USC Shoah Foundation’s collection of nearly 52,000 video testimonies of Holocaust survivors and witnesses amounts to the largest archive of its kind in the world, and it continues to grow.
Covering a wide-array of experiences and topics, the collection includes interviews with Jewish survivors, homosexual survivors, Jehovah’s Witness survivors, liberators and liberation witnesses, political prisoners, rescuers and aid providers, Roma and Sinti (Gypsy) survivors, survivors of Eugenics policies, and war crimes trials participants.
The Institute is committed to expanding its Visual History Archive and becoming a digital repository for other audiovisual Holocaust survivor and witness testimonies.
Preserving the Legacy
Through a program called Preserving the Legacy, USC Shoah Foundation digitizes, indexes and integrates into the Visual History Archive Holocaust testimony taken and owned by other museums and institutions to make them more accessible to scholars, students, educators and the general public.
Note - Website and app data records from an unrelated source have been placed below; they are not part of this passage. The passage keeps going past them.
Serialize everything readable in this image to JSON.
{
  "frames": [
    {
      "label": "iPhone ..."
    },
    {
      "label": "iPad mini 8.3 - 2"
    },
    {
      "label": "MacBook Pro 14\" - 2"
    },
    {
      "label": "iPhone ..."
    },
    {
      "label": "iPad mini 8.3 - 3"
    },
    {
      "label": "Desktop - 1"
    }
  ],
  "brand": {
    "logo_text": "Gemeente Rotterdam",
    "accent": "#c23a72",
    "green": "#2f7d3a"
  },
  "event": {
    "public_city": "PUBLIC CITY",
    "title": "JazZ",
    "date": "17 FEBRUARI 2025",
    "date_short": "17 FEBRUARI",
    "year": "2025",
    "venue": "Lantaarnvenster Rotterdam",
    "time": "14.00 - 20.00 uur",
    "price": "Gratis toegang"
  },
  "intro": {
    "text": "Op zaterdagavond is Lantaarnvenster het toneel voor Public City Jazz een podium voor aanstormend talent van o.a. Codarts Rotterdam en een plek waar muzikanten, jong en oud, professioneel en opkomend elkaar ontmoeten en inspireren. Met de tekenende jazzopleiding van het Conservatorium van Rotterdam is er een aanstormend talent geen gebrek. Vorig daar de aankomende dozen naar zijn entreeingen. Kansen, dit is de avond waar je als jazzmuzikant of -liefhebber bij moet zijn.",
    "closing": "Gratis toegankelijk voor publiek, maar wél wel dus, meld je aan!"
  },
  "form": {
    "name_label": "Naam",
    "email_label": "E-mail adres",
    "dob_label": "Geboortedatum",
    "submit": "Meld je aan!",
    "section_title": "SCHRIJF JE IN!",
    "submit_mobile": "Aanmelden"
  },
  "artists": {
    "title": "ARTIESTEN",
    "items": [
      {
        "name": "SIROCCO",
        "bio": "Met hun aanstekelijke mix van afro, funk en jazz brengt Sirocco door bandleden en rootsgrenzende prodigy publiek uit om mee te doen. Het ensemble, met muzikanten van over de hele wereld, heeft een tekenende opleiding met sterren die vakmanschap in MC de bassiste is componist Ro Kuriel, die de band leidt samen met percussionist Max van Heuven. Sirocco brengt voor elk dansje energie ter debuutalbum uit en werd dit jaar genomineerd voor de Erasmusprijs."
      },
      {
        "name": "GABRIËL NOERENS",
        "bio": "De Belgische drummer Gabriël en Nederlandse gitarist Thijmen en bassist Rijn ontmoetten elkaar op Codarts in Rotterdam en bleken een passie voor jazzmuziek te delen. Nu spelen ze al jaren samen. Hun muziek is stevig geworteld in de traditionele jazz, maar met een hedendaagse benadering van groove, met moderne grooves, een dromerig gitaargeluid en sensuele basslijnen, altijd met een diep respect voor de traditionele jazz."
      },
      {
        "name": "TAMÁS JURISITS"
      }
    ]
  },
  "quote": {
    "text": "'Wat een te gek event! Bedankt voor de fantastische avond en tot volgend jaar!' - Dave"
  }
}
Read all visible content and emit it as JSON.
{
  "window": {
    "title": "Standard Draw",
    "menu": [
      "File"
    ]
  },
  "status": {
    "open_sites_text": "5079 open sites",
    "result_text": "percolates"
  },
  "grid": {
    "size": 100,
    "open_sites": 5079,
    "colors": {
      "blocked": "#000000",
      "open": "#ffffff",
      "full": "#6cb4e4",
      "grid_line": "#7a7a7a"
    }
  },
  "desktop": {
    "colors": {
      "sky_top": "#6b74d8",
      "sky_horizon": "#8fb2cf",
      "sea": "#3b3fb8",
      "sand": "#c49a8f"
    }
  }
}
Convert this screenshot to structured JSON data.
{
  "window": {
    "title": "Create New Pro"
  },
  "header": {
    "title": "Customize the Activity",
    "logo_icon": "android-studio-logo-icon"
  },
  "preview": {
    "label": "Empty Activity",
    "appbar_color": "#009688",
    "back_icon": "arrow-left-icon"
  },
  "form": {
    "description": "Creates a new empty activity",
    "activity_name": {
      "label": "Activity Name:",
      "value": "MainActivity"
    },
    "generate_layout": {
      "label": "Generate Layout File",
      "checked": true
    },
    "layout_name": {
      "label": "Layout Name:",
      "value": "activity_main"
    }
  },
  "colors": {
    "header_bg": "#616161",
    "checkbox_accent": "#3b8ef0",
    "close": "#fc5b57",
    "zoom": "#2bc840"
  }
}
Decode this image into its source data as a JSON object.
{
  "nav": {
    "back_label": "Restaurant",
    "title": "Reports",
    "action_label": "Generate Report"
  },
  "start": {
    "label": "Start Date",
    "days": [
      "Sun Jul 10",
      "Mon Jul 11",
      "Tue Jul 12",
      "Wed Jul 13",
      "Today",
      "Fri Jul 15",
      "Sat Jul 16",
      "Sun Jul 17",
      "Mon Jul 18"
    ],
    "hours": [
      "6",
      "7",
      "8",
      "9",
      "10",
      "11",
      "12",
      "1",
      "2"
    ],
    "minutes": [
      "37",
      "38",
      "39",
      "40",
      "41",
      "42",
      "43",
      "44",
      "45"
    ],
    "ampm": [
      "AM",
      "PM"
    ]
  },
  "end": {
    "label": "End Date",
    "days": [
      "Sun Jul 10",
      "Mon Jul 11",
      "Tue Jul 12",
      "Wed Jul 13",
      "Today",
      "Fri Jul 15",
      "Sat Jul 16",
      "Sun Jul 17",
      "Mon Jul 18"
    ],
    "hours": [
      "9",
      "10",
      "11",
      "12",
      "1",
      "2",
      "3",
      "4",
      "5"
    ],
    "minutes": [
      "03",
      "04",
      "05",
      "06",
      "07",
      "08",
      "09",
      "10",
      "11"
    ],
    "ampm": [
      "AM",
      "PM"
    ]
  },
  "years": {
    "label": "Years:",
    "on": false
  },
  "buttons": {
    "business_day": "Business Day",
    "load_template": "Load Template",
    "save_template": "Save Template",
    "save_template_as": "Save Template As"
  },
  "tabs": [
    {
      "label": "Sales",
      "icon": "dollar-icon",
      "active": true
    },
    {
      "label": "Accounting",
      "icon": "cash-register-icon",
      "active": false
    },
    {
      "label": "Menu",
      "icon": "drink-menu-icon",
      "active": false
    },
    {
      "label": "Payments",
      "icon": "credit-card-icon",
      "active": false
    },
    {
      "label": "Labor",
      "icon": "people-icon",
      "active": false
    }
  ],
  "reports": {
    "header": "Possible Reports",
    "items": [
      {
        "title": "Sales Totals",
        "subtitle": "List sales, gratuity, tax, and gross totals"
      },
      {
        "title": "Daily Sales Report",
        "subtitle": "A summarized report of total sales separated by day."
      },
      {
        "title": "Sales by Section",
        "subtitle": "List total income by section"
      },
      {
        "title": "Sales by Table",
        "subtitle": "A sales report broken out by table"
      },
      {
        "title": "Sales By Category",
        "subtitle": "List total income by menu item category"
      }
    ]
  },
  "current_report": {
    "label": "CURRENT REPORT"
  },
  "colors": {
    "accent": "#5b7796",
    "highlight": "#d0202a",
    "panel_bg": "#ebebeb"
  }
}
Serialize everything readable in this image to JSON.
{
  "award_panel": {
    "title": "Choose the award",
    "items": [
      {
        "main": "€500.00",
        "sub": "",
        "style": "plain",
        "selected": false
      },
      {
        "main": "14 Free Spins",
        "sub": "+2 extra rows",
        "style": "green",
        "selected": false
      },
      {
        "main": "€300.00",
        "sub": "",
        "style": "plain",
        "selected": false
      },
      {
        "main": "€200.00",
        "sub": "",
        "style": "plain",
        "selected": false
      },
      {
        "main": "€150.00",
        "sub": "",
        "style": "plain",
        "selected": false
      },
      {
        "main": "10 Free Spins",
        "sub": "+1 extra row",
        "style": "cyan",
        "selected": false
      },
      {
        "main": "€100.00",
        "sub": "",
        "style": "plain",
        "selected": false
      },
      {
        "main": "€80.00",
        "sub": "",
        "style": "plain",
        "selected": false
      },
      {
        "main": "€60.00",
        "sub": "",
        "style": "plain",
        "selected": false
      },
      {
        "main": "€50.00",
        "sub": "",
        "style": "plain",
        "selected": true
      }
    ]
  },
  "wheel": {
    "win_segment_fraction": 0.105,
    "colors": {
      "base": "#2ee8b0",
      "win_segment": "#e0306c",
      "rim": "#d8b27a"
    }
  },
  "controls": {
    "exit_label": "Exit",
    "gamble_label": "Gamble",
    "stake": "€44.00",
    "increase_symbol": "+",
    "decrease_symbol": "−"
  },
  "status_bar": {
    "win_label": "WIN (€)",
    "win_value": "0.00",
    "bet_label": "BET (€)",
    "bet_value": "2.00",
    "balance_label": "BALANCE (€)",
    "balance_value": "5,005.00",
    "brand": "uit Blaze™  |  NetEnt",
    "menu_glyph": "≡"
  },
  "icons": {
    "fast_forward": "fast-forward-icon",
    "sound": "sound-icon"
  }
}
Efforts are underway to collect as many as 3,000 new life stories in this fashion.
The North Africa and Middle East Project
The Institute is also in the midst of a campaign to record at least 50 testimonies from the North Africa and Middle East region, where the Nazi regime had gained a foothold during World War II.
New Dimensions in Testimony
In a departure from collecting video testimonies for the Archive, USC Shoah Foundation has also partnered with USC Institute for Creative Technologies to conceive and design a cutting-edge technology called New Dimensions in Testimony, which enables people to interact with a projected image of a real Holocaust survivor, who responds in real time.
With this endeavor, a handful of Holocaust survivors who have already sat before a camera for USC Shoah Foundation’s Visual History Archive are giving testimony again. This time, however, they sit before 50 cameras arranged in a rig to capture a three-dimensional recording of them telling their stories in a new way, by answering questions that people are most likely to ask.
The vast majority of the Holocaust testimonies in the Visual History Archive were recorded by the Institute during its formative years.
Between 1994 and 1999, the Survivors of the Shoah Visual History Foundation — now USC Shoah Foundation — exceeded the goal of founder Steven Spielberg to collect 50,000 Holocaust interviews.